This form of creatine is completely water-soluble. This helps out a lot considering the high amount of water within the human body.
Its quicker absorption and ability to prevent conversion to creatinine make it a highly efficient form of creatine. Another plus is that creatine HCL can be started without any loading phase.
This is a relatively new creatine form that is now found in many different creatine supplements.
However, it is worth mentioning as many people have seen tremendous size gains while using this form of creatine.
By tremendous, I mean a night and day difference between the effects of creatine gluconate and all other forms of creatine.
Creatine gluconate is effective because of the glucose molecule that the creatine is bonded with. This combination allows for the creatine to be digested similar to glucose, which is a carbohydrate that digests very quickly.
The result of this is quicker and more direct delivery to the muscle cells, which ultimately means a higher absorption rate.
Note: Creatine in liquid or chewable form is NOT recommended as absorption rates are lower, potency is lost when creatine sits as a liquid, and there is insufficient scientific evidence to back these forms of ingestion.
Liquid creatine is created by suspending a form of creatine–usually monohydrate–in a solution like water and the amino acid glycine.
Supplement companies claim this has many advantages over powdered forms that you mix yourself–better absorption, smaller effective dosages, less kidney strain and bloating, and more–but it’s all hype and no substance.
Ironically, research shows that liquid creatine has no ergogenic benefits whatsoever.
This is because suspending creatine in liquid for several days causes it to break down into the inactive substance creatinine.
How to take creatine supplements

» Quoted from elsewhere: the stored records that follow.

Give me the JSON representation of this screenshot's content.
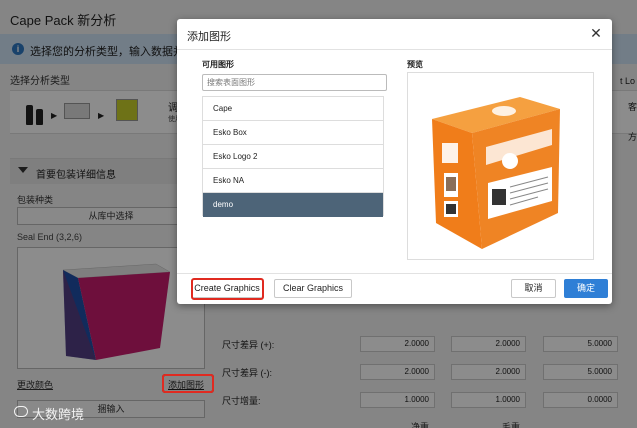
{
  "app": {
    "title": "Cape Pack 新分析",
    "banner_icon": "info-icon",
    "banner_text": "选择您的分析类型，输入数据并",
    "section_title": "选择分析类型",
    "step_adjust_label": "调整",
    "step_adjust_sub": "使用可",
    "right_cut_1": "t Lo",
    "right_cut_2": "客",
    "right_cut_3": "方"
  },
  "package": {
    "section_label": "首要包装详细信息",
    "type_label": "包装种类",
    "library_button": "从库中选择",
    "seal_label": "Seal End (3,2,6)",
    "change_color_label": "更改颜色",
    "add_graphic_label": "添加图形",
    "import_label": "捆输入"
  },
  "dimensions": {
    "rows": [
      {
        "label": "尺寸差异 (+):",
        "values": [
          "2.0000",
          "2.0000",
          "5.0000"
        ]
      },
      {
        "label": "尺寸差异 (-):",
        "values": [
          "2.0000",
          "2.0000",
          "5.0000"
        ]
      },
      {
        "label": "尺寸增量:",
        "values": [
          "1.0000",
          "1.0000",
          "0.0000"
        ]
      }
    ],
    "footer_labels": [
      "净重",
      "毛重"
    ]
  },
  "dialog": {
    "title": "添加图形",
    "close_icon": "close-icon",
    "available_label": "可用图形",
    "preview_label": "预览",
    "search_placeholder": "搜索表面图形",
    "graphics": [
      "Cape",
      "Esko Box",
      "Esko Logo 2",
      "Esko NA",
      "demo"
    ],
    "selected": "demo",
    "create_button": "Create Graphics",
    "clear_button": "Clear Graphics",
    "cancel_button": "取消",
    "ok_button": "确定"
  },
  "watermark": "大数跨境",
  "colors": {
    "accent": "#2f7fd6",
    "selected_row": "#4d6478",
    "highlight": "#e02a20",
    "box_orange": "#f07d1a"
  }
}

Some supplement manufacturers recommend a total daily dose of 3-5 g/day. This will eventually load the muscle, but may take up to 28 days before the muscle is saturated with creatine.
The muscle cell has a creatine threshold or saturation point. Typically, creatine loading increases total creatine and creatine phosphate by 25% above resting levels.
The response is individual and some athletes may improve their stores by 50%. Some research has suggested that athletes whose levels are initially lowest might respond best to supplementation.
Obviously only those who can achieve a substantial increase in muscle creatine levels will show improved function.
If supplementation is ceased, muscle creatine stores gradually return to resting levels – some studies have shown that it takes 4-6 weeks for this to occur.
A ‘maintenance’ supplemental dose of 2-5 g creatine per day keeps the loaded muscle at elevated levels.
Many athletes cycle their creatine supplementation – loading up, maintaining for a certain training period, and then stopping the supplements for a couple of weeks before reloading.
This may suit the athlete’s training cycle or periodisation.
Whether such cyclical use is better than prolonged continual use has not been studied.
So which form of creatine is really the BEST?
At this point in time, it’s rather hard to argue against creatine monohydrate powders as being the best.
Most efficacious form of creatine supplements available.
Some of the salt forms of creatine may present decent alternatives with other performance-enhancing benefits.
And glycosylated creatine does appear to have some potential as well, but at the end of the day you really can’t go wrong with plain ol’ creatine monohydrate.
It’s proven, time-tested, and comes in pure, safe and quality-assured forms like that of Creapure.